In order to be a parent, I had to learn to listen deeply to the rhythms of real soul, such as I had seen in the ways that African people cared for their young … My journey was an otherwise blind one, based only on what I felt to be right, and most of the time I could not see further than my nose in the process. I read LOTS of books.

I called that home “Tintinnare” … which is Latin; it means the ringing of bells. It was and still is, I’m sure, a very special place. We lived there five years, sold it to move to “Rosewood”, when my son, four years younger than his sister, was a year old.

Holly x

[This post was written for another platform originally, hence the brevity of script.]

Weedy Heights

I started my life in Africa living in a little house, on a hill, called “Weedy Heights”. I have recently learnt the address of this home that I once knew, felt safe in and loved, but have not seen it since I was three years old. I have no idea whether it kept that name, but to be honest, I doubt it.

There have been times over the past five years or so, when I have referred to the home where we currently live in Britain as “Weedy Heights”. It too sits on a hill, has a sense of rootedness and history … and has many “weeds” (aka herbs and flowers in the ‘wrong’ place), which I allow to grow for the sake of the suffering wildlife and to bring natural balance into the barren environment here. The obvious difference between this “Weedy Heights” and the original one, is that the original was in the Southern Hemisphere and currently I am in the North.

Another key difference is that the fauna and flora are completely different, although there are isolated elements (like inherited floribunda roses) that are the same. And there is a severe lack of vegetation in the area where I currently live – much to my dismay. Our garden has sufficient self-sown trees in it to start a sapling business … if only I could lay claim to the barren hill behind us and plant them all there!

Another clear and often painful difference, is that I have no photographs whatsoever of my life at my beloved first “Weedy Heights”, but have thousands collected and moments recorded over the short time at our current home. My happy early childhood exists only as a few bell-clear moments in my memory, the rest relegated to rare and awkward recollection by my estranged parents, who divorced soon after we moved from the area, while I was knee high to a butterfly … and my whole world completely collapsed, then changed.

Perhaps one of the reasons that I responded so immediately to our current home when I first saw it, was that I recognised a sense of security in the presence of mature shrubs and towering trees within the property on our arrival – a greenness and a solidity that was all around my first “Weedy Heights”, its borrowed landscape lush, alive with flora and fauna, and deeply, magically abundant. I had a sense, when I first came to view this current home, that this was a garden one might play in. Something deep down inside me saw glimpses of prettiness lurking in the overgrowth, and I longed to explore.

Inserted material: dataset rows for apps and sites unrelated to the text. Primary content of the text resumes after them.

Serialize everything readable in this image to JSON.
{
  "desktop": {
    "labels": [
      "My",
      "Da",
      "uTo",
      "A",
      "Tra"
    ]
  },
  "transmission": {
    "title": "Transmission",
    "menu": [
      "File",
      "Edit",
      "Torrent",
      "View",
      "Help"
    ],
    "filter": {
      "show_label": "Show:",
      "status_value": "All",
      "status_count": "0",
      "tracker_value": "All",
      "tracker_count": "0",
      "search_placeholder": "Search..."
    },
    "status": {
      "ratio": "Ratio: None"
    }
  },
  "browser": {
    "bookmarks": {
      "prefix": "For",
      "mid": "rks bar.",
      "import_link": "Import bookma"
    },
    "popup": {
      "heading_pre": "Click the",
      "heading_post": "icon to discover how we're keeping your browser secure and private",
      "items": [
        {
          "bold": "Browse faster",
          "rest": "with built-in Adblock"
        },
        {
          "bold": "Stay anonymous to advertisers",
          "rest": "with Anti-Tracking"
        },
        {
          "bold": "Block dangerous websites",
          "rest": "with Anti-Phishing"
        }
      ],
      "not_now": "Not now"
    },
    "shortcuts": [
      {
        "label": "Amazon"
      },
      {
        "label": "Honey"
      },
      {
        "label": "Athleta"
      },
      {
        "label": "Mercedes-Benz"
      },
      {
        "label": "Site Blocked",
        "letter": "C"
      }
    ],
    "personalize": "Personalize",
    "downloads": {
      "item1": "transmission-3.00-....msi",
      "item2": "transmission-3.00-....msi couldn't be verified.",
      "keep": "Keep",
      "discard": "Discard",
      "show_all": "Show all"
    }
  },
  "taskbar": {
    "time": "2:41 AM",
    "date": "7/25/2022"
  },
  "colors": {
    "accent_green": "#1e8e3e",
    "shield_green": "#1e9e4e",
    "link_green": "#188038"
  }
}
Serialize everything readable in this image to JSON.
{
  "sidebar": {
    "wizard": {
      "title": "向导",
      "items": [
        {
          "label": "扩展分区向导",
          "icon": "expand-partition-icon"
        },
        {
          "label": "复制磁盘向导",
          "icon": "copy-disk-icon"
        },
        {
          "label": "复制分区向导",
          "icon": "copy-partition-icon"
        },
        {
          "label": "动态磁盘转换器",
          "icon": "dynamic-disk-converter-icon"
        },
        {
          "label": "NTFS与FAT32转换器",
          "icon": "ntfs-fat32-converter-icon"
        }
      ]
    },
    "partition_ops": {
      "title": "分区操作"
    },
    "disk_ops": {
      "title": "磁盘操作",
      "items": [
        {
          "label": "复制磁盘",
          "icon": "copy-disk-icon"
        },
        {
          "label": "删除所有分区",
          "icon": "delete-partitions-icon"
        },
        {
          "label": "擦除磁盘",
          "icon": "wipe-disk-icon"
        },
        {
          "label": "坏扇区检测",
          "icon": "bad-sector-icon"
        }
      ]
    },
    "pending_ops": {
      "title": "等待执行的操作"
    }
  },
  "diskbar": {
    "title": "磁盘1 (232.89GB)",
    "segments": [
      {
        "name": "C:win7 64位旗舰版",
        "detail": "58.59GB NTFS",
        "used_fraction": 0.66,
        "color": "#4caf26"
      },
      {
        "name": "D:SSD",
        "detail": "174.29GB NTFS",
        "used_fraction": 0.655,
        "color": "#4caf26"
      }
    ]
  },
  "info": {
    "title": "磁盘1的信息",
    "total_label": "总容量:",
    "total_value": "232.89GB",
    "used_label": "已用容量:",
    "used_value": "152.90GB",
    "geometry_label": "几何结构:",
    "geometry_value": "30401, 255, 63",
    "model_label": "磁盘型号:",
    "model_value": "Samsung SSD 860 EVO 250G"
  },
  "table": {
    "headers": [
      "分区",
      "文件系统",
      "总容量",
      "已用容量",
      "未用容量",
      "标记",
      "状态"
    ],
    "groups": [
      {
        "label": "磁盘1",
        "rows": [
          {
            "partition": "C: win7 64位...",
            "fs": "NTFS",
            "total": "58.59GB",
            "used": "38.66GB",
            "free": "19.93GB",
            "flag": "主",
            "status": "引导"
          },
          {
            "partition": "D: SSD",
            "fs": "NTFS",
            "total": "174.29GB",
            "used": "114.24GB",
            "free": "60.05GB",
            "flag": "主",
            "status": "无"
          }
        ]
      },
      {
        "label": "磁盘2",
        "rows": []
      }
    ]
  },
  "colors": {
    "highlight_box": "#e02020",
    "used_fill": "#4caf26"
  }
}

When I was a tiny child, it did not matter that our garden was small (at least, I assume it was), because to me the whole environment around our home was a magical, green oasis of all that made the world right and good. On days like today, when the farmers in Britain are out spraying toxins across their vast acres with a tyrant’s vengeance, I want to pack up my treasures and just go home … back to Africa … even as far back as my darling “Weedy Heights” there … and start the whole journey all over again.

It breaks my heart to see what the landowners are doing to the soil, the Earth, the whole once-biodiverse environment and I know that I will not last long here if I do not see positive change. Where to go from here? My own country was in collapse, or I would never have left there in the mid 1980s. I long to return now, yet cannot – at least not while the political instability and soaring crime rates continue to escalate  – but I go to bed at night wishing that at least one of my dreams could come true: A return home to where my heart truly is, or to see and feel the heart return to where we live now.

Some days the ache just will not go away.

Holly x